Chinese short-video app Kuaishou said it would end a controversial weekend work schedule starting from next month, local media reported on Thursday, in a sign that employers are reconsidering extreme schedules like 996. Kuaishou’s current work schedule, known as “big and small weeks,” requires employees to work every other Sunday. Other Chinese tech companies, including ByteDance and Alibaba, also use the schedule for many workers. 

Why it matters: Kuaishou is one of a few Chinese tech companies beginning to cut back long working hours. This ongoing shift comes amid increased scrutiny on tech companies, both from the public and the Chinese government. 

  • Chinese tech firms have faced public outrage for creating a culture that compels employees to work long hours. In 2019, an online protest against the “996” schedule drove a national conversation about overwork. “996” stands for working from 9 a.m. to 9 p.m., six days a week.

Details: Kuaishou told staff in an email on Thursday that it would stop the “big and small week” schedule starting from July 1, Chinese media Time Weekly reported.

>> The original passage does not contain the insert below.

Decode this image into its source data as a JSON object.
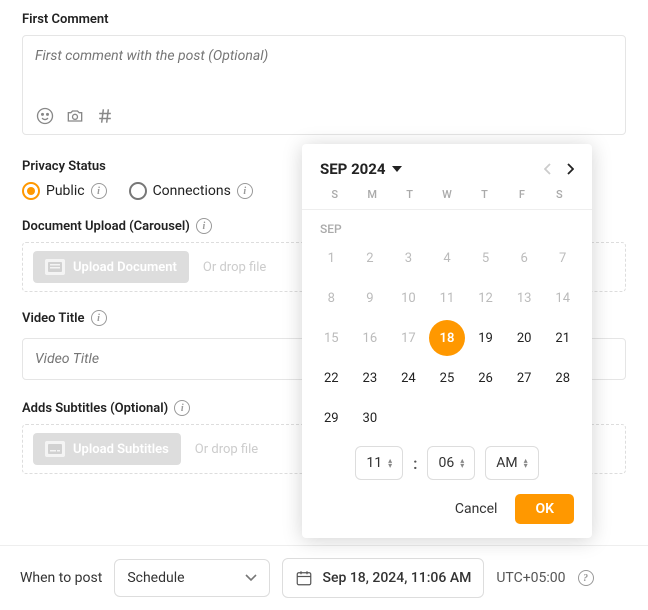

  • The company said in the email that it hopes the changes would bring “more efficiency across the company” and “make staff happier.”
  • The company added that it would compensate employees who work overtime without specifying the pay. Chinese labor law requires companies to pay employees twice their salaries if they work on weekends and three times on national holidays.
  • A Kuaishou representative did not respond to TechNode’s request for confirmation on Wednesday.

READ MORE: Beyond 996: a beginner’s guide to China big tech culture

Context: Kuaishou asked all workers to start working every other Sunday in January, which many viewed as a final sprint for the company’s subsequent plan to go public in Hong Kong. 

  • In January, Kuaishou human resources head Liu Feng told staff in a meeting that longer workweeks would allow “closer cooperation between teams.”
  • Other Chinese tech companies are also cutting back overtime hours. Earlier this month, Lightspeed & Quantum Studios, a Tencent gaming unit, canceled all weekend work schedule and required employees to finish working at 6 p.m. on Wednesdays and no later than 9 p.m. on other days.

Wei Sheng

Wei Sheng is a Beijing-based reporter covering hardware, smartphone, and telecommunications, along with regulations and policies related to the China tech scene. He writes a monthly newsletter tracking...